Asian Americans, including Indian Americans, enjoy the longest life expectancy of 84.9 years in the United States, a new study has found.
The study, conducted by the Harvard University's Initiative for Global Health and its School of Public Health, and published in the PloS Medicine magazine, divided the US into eight 'Americas' based on race, location, population density, per capita income and homicide rates.
Females among the Asian American community in Bergen County, New Jersey, enjoy the highest life expectancy of 91 years. Overall, Asian American females have a life expectancy of 86.7 years.
The 10.4 million strong, Asian Americans, with an average per capita annual income of $21,566, led the nearest group, the Northland low-income rural whites, by 5.9 years.
Third came the Middle Americans, who form the majority of the population in the US with 214 million, with a life expectancy of 77.9 years.
They were followed by low-income Whites in Appalachia and Mississippi (75 years), Western native Americans (72.7 years), Black middle Americans (72.9 years), Southern rural low-income Blacks (71.2 years) and high-risk urban Blacks (71.1 years).
A team of eight researchers led by Dr. Christopher J.L. Murray conducted the study.
It found that the gap between the highest and the lowest life expectancies for race-county combinations in the US is over 35 years.
The study had arranged the 3,141 counties in the US into 2,072 individual or merged county units.
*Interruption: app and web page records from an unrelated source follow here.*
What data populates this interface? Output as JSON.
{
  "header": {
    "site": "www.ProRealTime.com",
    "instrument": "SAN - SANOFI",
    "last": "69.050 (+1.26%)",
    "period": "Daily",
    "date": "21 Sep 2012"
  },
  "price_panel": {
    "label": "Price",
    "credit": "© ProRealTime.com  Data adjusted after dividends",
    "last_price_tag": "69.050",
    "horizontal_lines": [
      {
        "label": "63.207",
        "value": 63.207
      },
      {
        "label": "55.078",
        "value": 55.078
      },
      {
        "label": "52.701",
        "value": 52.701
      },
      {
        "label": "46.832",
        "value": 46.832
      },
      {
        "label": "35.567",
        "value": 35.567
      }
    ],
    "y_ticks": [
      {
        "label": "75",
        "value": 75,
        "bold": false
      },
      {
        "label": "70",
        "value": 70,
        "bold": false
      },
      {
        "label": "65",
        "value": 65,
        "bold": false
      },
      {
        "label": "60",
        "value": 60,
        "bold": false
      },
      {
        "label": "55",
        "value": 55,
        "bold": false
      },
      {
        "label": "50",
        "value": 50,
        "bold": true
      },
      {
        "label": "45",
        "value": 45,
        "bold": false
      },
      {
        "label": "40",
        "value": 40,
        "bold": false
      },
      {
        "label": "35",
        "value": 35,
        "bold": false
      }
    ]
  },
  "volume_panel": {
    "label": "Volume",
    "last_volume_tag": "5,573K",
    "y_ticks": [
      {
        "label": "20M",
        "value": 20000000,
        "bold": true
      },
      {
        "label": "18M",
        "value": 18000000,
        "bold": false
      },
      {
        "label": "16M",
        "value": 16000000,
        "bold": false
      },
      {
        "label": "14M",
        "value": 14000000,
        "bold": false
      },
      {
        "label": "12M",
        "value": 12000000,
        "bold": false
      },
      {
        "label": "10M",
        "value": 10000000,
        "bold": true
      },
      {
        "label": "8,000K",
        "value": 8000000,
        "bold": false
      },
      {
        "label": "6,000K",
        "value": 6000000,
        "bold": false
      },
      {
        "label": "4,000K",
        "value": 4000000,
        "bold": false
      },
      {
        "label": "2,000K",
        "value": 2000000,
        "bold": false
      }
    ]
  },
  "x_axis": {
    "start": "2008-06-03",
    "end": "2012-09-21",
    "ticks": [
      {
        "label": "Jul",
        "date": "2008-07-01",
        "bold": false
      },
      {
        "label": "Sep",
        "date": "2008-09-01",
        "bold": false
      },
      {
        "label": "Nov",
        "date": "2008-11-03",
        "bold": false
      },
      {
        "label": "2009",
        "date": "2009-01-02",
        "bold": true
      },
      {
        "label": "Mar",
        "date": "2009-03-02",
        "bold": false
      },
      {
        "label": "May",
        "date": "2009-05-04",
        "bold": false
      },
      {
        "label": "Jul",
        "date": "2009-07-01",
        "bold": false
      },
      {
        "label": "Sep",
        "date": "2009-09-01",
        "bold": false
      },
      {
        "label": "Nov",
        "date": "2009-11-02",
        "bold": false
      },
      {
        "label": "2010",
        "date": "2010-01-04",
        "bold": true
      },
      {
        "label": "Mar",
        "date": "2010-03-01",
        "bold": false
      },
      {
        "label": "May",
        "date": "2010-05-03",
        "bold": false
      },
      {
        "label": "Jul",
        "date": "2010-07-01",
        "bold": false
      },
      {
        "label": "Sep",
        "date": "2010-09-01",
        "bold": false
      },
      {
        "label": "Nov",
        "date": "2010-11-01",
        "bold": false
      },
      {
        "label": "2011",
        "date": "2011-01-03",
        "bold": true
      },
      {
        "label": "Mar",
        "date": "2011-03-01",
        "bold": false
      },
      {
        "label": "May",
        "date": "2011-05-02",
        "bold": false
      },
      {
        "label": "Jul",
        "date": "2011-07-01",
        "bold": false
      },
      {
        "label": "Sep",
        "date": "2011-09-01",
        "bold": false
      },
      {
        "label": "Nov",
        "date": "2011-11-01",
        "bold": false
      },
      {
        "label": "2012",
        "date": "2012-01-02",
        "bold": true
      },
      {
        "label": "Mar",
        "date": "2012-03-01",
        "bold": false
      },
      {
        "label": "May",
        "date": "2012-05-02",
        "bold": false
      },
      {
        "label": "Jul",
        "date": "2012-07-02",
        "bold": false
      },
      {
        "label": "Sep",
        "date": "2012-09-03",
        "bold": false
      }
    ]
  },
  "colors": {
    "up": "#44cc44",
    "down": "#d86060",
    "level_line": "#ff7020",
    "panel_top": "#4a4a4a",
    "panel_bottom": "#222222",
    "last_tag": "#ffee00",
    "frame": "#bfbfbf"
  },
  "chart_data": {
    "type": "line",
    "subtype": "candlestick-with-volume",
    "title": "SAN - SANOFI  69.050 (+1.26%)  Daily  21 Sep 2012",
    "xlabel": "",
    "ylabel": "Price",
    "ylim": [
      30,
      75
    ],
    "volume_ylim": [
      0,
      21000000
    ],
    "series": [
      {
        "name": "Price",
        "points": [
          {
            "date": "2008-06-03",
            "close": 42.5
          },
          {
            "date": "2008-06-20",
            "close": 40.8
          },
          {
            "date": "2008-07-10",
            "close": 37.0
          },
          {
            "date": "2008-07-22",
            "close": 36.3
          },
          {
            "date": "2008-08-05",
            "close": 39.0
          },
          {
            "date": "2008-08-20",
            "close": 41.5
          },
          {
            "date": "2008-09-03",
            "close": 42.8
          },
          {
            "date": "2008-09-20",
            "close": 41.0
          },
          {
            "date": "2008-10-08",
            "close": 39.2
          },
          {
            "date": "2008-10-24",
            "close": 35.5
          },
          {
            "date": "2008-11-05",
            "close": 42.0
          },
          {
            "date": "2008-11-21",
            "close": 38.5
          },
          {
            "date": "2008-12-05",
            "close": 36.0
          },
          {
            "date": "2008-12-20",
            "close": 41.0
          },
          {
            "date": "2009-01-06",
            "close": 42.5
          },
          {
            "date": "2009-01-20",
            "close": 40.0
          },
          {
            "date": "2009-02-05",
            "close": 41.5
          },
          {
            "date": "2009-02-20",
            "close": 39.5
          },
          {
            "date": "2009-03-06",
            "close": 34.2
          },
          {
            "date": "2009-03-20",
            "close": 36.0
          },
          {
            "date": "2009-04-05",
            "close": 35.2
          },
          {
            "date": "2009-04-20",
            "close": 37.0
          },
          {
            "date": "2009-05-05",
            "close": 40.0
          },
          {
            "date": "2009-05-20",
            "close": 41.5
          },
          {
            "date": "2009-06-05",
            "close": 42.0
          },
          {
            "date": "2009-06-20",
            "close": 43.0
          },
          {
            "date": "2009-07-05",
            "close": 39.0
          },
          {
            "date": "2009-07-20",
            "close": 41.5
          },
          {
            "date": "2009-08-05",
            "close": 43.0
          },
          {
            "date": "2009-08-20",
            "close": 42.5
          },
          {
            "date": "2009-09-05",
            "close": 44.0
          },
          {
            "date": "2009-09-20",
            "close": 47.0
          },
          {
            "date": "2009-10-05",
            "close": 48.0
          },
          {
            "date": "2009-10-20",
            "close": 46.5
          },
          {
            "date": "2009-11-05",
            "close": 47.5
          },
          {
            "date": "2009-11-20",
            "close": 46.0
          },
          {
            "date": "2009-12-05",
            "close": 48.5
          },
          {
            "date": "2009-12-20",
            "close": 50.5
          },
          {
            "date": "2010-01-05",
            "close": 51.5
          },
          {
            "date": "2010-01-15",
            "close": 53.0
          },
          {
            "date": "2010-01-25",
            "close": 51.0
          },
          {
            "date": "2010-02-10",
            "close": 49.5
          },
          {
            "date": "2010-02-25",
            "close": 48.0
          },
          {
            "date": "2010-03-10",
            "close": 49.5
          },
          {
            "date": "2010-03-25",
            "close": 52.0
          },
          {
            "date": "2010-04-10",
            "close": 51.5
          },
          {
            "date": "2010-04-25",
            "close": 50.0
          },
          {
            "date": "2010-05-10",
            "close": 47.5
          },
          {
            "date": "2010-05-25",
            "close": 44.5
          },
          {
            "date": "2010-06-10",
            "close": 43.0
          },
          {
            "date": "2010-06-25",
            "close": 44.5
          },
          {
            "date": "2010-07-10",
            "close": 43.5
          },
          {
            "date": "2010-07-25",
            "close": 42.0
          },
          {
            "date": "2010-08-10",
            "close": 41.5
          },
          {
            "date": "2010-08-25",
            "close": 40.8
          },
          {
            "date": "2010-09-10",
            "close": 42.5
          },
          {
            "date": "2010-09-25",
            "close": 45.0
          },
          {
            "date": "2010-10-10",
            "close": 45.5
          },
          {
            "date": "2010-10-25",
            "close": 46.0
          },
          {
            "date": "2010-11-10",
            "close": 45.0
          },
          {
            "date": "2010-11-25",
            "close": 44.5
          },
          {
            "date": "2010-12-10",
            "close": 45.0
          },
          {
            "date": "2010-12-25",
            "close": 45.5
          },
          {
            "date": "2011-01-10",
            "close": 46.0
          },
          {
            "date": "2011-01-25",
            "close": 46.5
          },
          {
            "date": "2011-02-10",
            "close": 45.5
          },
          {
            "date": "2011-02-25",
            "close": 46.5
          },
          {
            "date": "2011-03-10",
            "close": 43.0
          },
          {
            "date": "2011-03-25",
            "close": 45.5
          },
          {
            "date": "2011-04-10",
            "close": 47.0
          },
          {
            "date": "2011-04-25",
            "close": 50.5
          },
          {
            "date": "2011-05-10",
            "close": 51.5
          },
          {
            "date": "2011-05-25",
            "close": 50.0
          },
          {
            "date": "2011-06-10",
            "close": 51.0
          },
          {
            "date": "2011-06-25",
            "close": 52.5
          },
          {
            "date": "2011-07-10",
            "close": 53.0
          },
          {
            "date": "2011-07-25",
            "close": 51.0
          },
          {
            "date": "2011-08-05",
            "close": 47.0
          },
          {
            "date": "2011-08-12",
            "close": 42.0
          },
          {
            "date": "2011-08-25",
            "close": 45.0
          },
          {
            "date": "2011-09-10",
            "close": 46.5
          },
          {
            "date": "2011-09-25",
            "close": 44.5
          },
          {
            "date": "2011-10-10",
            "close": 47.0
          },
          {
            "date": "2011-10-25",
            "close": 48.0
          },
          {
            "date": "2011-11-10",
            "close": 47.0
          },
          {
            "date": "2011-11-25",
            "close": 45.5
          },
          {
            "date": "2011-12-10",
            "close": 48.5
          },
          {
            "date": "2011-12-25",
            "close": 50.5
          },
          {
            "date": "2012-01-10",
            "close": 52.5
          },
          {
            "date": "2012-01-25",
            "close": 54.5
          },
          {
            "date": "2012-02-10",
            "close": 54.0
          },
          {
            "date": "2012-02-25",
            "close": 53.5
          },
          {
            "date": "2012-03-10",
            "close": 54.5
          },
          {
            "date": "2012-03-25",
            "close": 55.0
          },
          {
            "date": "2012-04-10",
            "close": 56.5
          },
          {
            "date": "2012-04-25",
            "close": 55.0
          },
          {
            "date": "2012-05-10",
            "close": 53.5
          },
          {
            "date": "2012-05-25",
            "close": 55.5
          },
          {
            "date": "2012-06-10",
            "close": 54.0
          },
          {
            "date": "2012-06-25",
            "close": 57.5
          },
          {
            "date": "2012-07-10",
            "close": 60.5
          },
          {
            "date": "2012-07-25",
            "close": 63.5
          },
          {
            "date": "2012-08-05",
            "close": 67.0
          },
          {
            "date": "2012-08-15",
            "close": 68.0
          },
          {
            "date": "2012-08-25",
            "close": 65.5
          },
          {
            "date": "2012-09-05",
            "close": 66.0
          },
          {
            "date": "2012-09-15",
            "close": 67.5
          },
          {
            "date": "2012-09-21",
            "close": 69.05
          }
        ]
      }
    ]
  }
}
The race-county units were combined based on a number of socio-economic and geographical indicators, including the location of the county of residence, population density race-specific county-level per capita income, and cumulative homicide rate.
Native American males living in the Bennet, Jackson, Mellette, Shannon, Todd and Washabaugh Counties in South Dakota had a life expectancy of as low as 58 years.
The disparities were caused primarily by a number of chronic diseases and injuries with well-established risk factors, the researchers, who analysed data from the US Bureau of Census and the National Center for Health Statistics, stated.
The disparities in mortality across the eight Americas are enormous by all international standards, the study concluded.
It also pointed out that tens of millions of Americans are experiencing levels of health that are more typical of middle-income or low-income developing nations.
The study suggested that, since policies aimed at reducing fundamental socio-economic inequalities are currently practically absent in the US, health disparities will have to be at least partly addressed through public health strategies that reduce risk factors for chronic diseases and injuries.